▶ [What you need to do]
For every line in the entries that contains "Password", show the whole line.

[Start of section]

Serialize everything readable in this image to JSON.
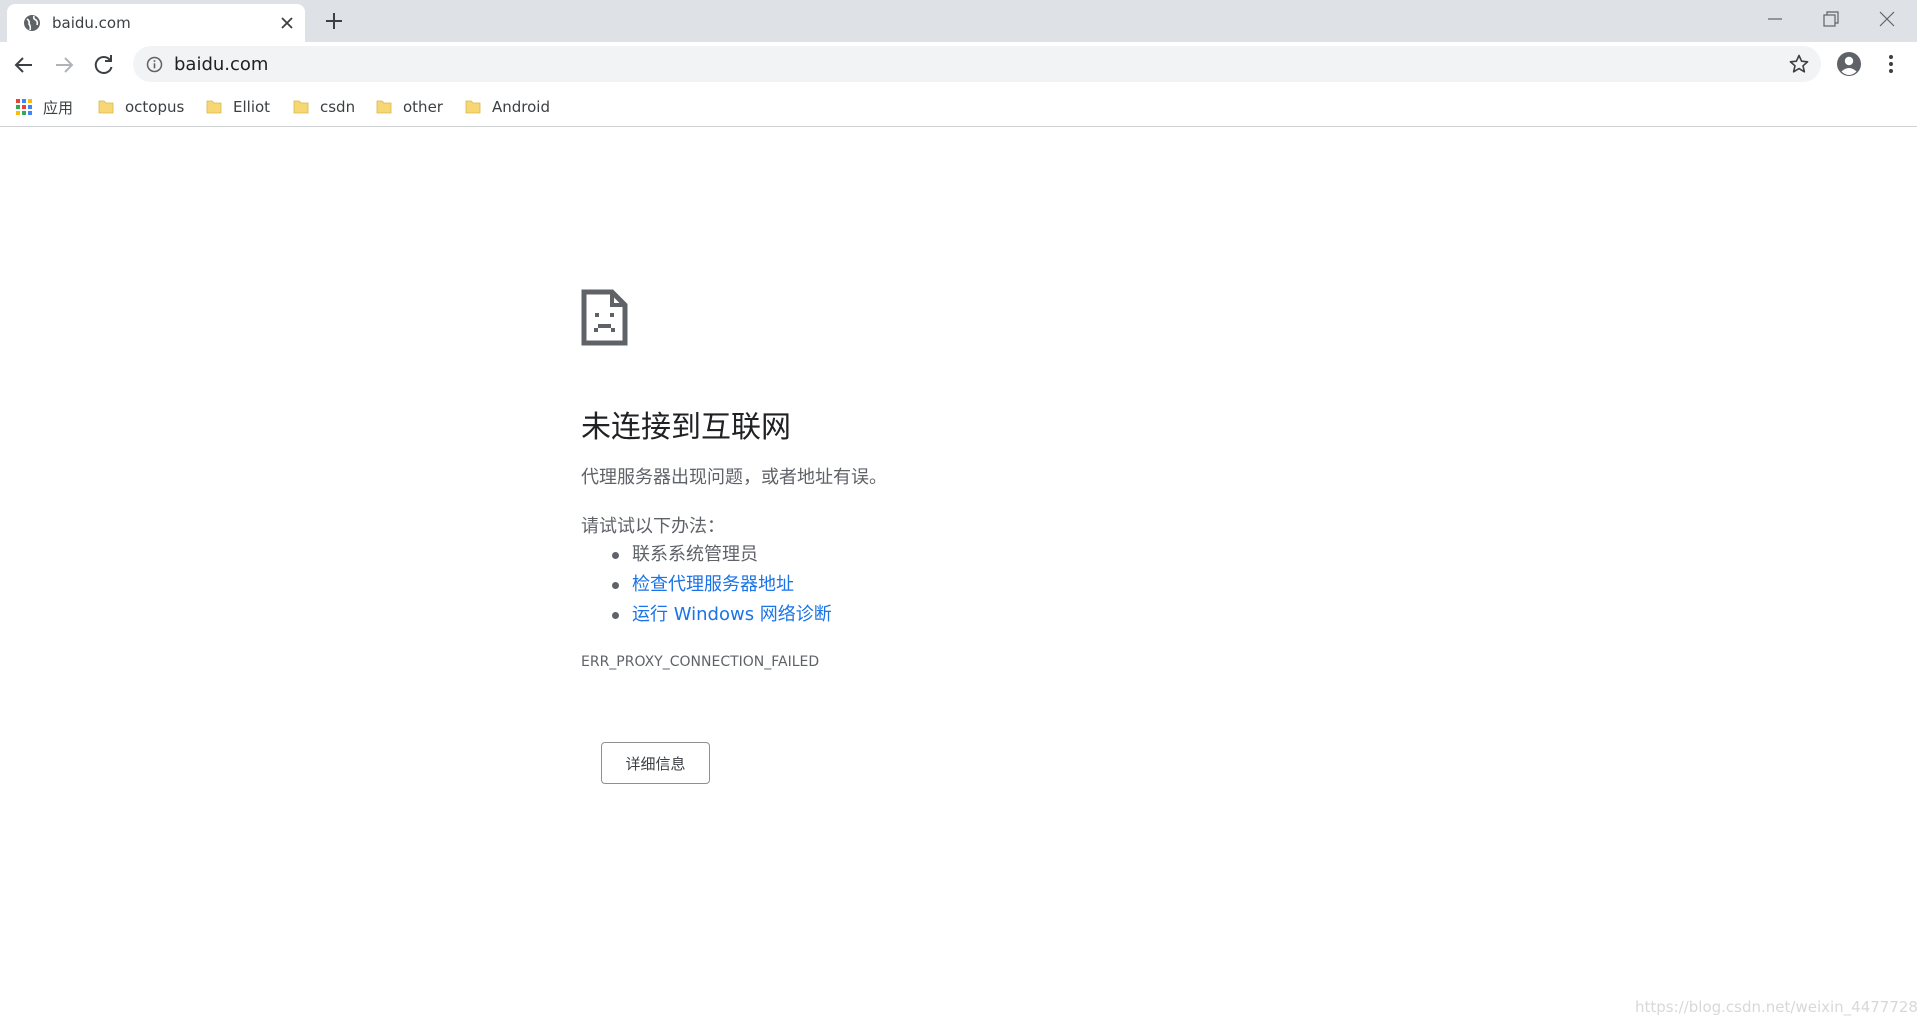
{
  "browser": {
    "tab": {
      "title": "baidu.com"
    },
    "address_bar": {
      "url": "baidu.com"
    },
    "bookmarks": [
      {
        "label": "应用",
        "icon": "apps-grid-icon"
      },
      {
        "label": "octopus",
        "icon": "folder-icon"
      },
      {
        "label": "Elliot",
        "icon": "folder-icon"
      },
      {
        "label": "csdn",
        "icon": "folder-icon"
      },
      {
        "label": "other",
        "icon": "folder-icon"
      },
      {
        "label": "Android",
        "icon": "folder-icon"
      }
    ]
  },
  "error_page": {
    "icon": "sad-document-icon",
    "title": "未连接到互联网",
    "description": "代理服务器出现问题，或者地址有误。",
    "try_heading": "请试试以下办法：",
    "suggestions": [
      {
        "text": "联系系统管理员"
      },
      {
        "text": "检查代理服务器地址"
      },
      {
        "text": "运行 Windows 网络诊断"
      }
    ],
    "error_code": "ERR_PROXY_CONNECTION_FAILED",
    "details_button": "详细信息"
  },
  "watermark": "https://blog.csdn.net/weixin_44777287",
  "colors": {
    "tab_strip": "#dee1e6",
    "link": "#1a73e8",
    "text_secondary": "#5f6368",
    "folder": "#f7d774"
  }
}
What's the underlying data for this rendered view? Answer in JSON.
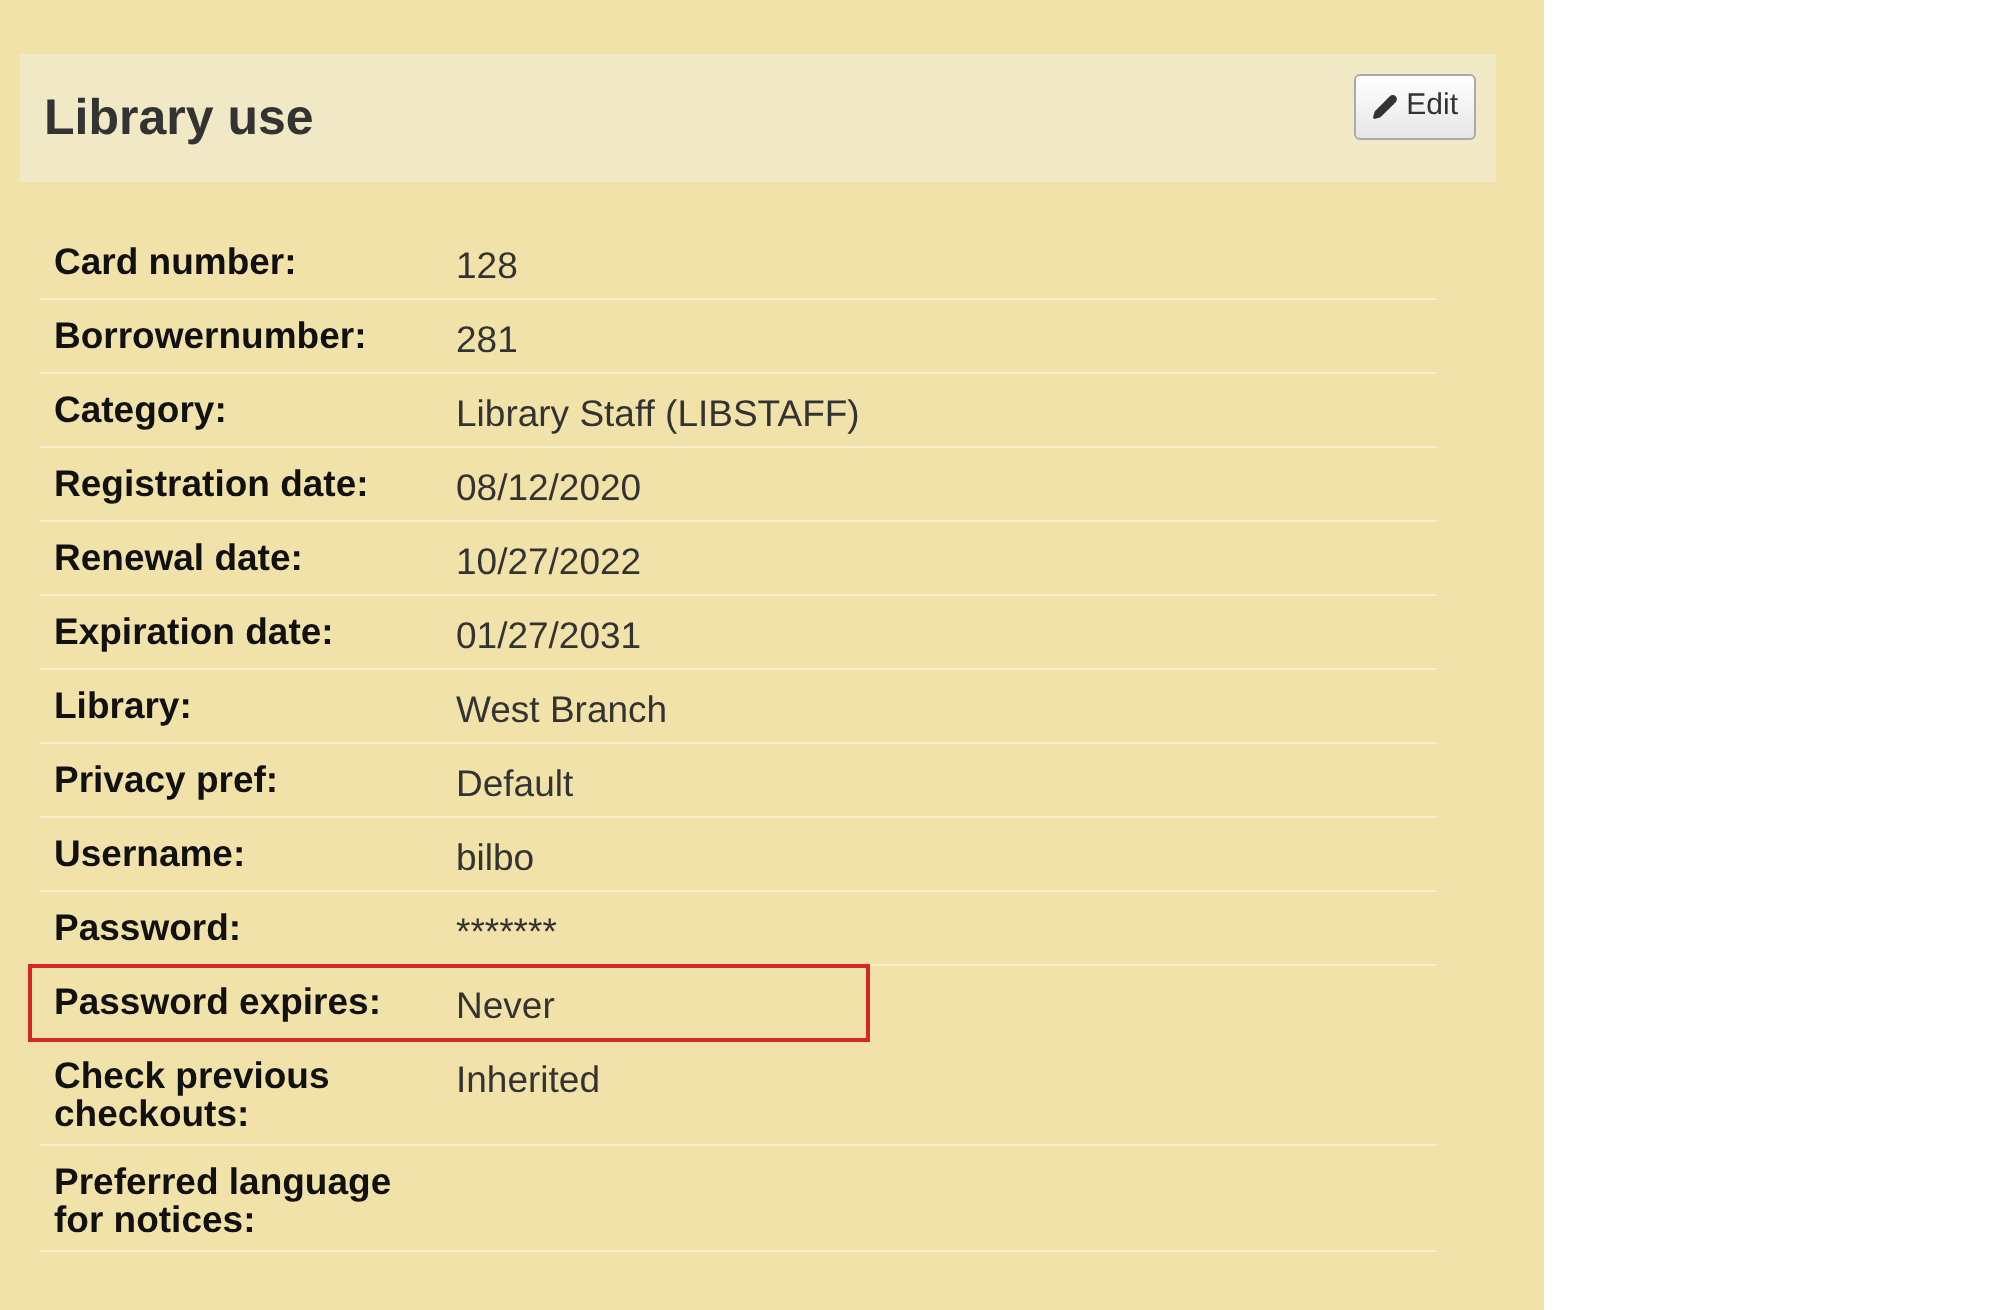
{
  "panel": {
    "title": "Library use",
    "edit_button": "Edit"
  },
  "rows": [
    {
      "label": "Card number:",
      "value": "128",
      "highlighted": false
    },
    {
      "label": "Borrowernumber:",
      "value": "281",
      "highlighted": false
    },
    {
      "label": "Category:",
      "value": "Library Staff (LIBSTAFF)",
      "highlighted": false
    },
    {
      "label": "Registration date:",
      "value": "08/12/2020",
      "highlighted": false
    },
    {
      "label": "Renewal date:",
      "value": "10/27/2022",
      "highlighted": false
    },
    {
      "label": "Expiration date:",
      "value": "01/27/2031",
      "highlighted": false
    },
    {
      "label": "Library:",
      "value": "West Branch",
      "highlighted": false
    },
    {
      "label": "Privacy pref:",
      "value": "Default",
      "highlighted": false
    },
    {
      "label": "Username:",
      "value": "bilbo",
      "highlighted": false
    },
    {
      "label": "Password:",
      "value": "*******",
      "highlighted": false
    },
    {
      "label": "Password expires:",
      "value": "Never",
      "highlighted": true
    },
    {
      "label": "Check previous checkouts:",
      "value": "Inherited",
      "highlighted": false
    },
    {
      "label": "Preferred language for notices:",
      "highlighted": false
    }
  ]
}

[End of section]

▶ [Reply to the exercise]
      "label": "Password:",
      "label": "Password expires:",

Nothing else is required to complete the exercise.